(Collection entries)

........

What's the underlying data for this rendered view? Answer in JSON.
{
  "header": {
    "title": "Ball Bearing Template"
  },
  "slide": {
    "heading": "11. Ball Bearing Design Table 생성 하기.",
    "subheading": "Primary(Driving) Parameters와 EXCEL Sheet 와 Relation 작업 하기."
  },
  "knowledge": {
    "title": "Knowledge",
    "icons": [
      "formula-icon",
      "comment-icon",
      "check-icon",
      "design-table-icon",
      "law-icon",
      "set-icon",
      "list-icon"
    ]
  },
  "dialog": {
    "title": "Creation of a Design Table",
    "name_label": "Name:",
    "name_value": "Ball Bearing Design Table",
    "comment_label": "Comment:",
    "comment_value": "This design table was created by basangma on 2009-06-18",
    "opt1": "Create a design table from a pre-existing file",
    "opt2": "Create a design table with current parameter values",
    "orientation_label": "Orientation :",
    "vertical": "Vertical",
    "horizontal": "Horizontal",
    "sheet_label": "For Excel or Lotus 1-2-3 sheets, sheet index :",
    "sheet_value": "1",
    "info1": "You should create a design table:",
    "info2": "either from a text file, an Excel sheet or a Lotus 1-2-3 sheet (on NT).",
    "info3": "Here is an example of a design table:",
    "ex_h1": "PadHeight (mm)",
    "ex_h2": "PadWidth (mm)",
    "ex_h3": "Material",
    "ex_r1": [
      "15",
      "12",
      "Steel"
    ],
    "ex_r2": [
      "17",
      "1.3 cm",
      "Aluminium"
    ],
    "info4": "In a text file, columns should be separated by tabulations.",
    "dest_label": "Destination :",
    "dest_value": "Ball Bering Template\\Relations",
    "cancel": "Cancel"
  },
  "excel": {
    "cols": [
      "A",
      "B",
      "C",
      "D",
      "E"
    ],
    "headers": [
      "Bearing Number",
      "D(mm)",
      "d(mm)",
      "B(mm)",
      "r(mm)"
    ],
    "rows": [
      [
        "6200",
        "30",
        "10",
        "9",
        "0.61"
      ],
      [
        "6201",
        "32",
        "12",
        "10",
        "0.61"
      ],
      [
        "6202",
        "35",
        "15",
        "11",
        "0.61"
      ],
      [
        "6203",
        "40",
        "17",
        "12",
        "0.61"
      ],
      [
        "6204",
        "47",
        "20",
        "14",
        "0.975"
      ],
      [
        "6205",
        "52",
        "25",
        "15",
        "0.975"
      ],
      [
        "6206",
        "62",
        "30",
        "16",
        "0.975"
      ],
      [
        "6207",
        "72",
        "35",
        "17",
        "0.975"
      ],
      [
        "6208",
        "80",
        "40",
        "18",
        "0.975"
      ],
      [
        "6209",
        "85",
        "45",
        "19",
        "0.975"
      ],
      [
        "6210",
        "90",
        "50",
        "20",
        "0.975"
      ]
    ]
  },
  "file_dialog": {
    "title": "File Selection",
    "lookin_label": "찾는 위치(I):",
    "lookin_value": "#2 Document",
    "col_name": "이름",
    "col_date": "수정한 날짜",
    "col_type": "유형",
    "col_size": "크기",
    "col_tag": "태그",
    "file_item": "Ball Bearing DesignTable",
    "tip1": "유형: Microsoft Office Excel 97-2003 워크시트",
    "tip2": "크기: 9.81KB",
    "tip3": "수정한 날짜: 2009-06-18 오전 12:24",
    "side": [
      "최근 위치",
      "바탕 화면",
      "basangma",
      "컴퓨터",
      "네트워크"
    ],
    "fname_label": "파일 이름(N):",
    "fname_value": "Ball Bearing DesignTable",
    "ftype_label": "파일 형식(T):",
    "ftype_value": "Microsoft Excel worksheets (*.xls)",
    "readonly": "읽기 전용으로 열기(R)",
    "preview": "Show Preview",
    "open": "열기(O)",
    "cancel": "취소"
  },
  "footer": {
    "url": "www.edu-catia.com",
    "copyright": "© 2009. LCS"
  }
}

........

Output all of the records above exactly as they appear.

What's the underlying data for this rendered view? Answer in JSON.
{
  "header": {
    "title": "Ball Bearing Template"
  },
  "slide": {
    "heading": "11. Ball Bearing Design Table 생성 하기.",
    "subheading": "Primary(Driving) Parameters와 EXCEL Sheet 와 Relation 작업 하기."
  },
  "knowledge": {
    "title": "Knowledge",
    "icons": [
      "formula-icon",
      "comment-icon",
      "check-icon",
      "design-table-icon",
      "law-icon",
      "set-icon",
      "list-icon"
    ]
  },
  "dialog": {
    "title": "Creation of a Design Table",
    "name_label": "Name:",
    "name_value": "Ball Bearing Design Table",
    "comment_label": "Comment:",
    "comment_value": "This design table was created by basangma on 2009-06-18",
    "opt1": "Create a design table from a pre-existing file",
    "opt2": "Create a design table with current parameter values",
    "orientation_label": "Orientation :",
    "vertical": "Vertical",
    "horizontal": "Horizontal",
    "sheet_label": "For Excel or Lotus 1-2-3 sheets, sheet index :",
    "sheet_value": "1",
    "info1": "You should create a design table:",
    "info2": "either from a text file, an Excel sheet or a Lotus 1-2-3 sheet (on NT).",
    "info3": "Here is an example of a design table:",
    "ex_h1": "PadHeight (mm)",
    "ex_h2": "PadWidth (mm)",
    "ex_h3": "Material",
    "ex_r1": [
      "15",
      "12",
      "Steel"
    ],
    "ex_r2": [
      "17",
      "1.3 cm",
      "Aluminium"
    ],
    "info4": "In a text file, columns should be separated by tabulations.",
    "dest_label": "Destination :",
    "dest_value": "Ball Bering Template\\Relations",
    "cancel": "Cancel"
  },
  "excel": {
    "cols": [
      "A",
      "B",
      "C",
      "D",
      "E"
    ],
    "headers": [
      "Bearing Number",
      "D(mm)",
      "d(mm)",
      "B(mm)",
      "r(mm)"
    ],
    "rows": [
      [
        "6200",
        "30",
        "10",
        "9",
        "0.61"
      ],
      [
        "6201",
        "32",
        "12",
        "10",
        "0.61"
      ],
      [
        "6202",
        "35",
        "15",
        "11",
        "0.61"
      ],
      [
        "6203",
        "40",
        "17",
        "12",
        "0.61"
      ],
      [
        "6204",
        "47",
        "20",
        "14",
        "0.975"
      ],
      [
        "6205",
        "52",
        "25",
        "15",
        "0.975"
      ],
      [
        "6206",
        "62",
        "30",
        "16",
        "0.975"
      ],
      [
        "6207",
        "72",
        "35",
        "17",
        "0.975"
      ],
      [
        "6208",
        "80",
        "40",
        "18",
        "0.975"
      ],
      [
        "6209",
        "85",
        "45",
        "19",
        "0.975"
      ],
      [
        "6210",
        "90",
        "50",
        "20",
        "0.975"
      ]
    ]
  },
  "file_dialog": {
    "title": "File Selection",
    "lookin_label": "찾는 위치(I):",
    "lookin_value": "#2 Document",
    "col_name": "이름",
    "col_date": "수정한 날짜",
    "col_type": "유형",
    "col_size": "크기",
    "col_tag": "태그",
    "file_item": "Ball Bearing DesignTable",
    "tip1": "유형: Microsoft Office Excel 97-2003 워크시트",
    "tip2": "크기: 9.81KB",
    "tip3": "수정한 날짜: 2009-06-18 오전 12:24",
    "side": [
      "최근 위치",
      "바탕 화면",
      "basangma",
      "컴퓨터",
      "네트워크"
    ],
    "fname_label": "파일 이름(N):",
    "fname_value": "Ball Bearing DesignTable",
    "ftype_label": "파일 형식(T):",
    "ftype_value": "Microsoft Excel worksheets (*.xls)",
    "readonly": "읽기 전용으로 열기(R)",
    "preview": "Show Preview",
    "open": "열기(O)",
    "cancel": "취소"
  },
  "footer": {
    "url": "www.edu-catia.com",
    "copyright": "© 2009. LCS"
  }
}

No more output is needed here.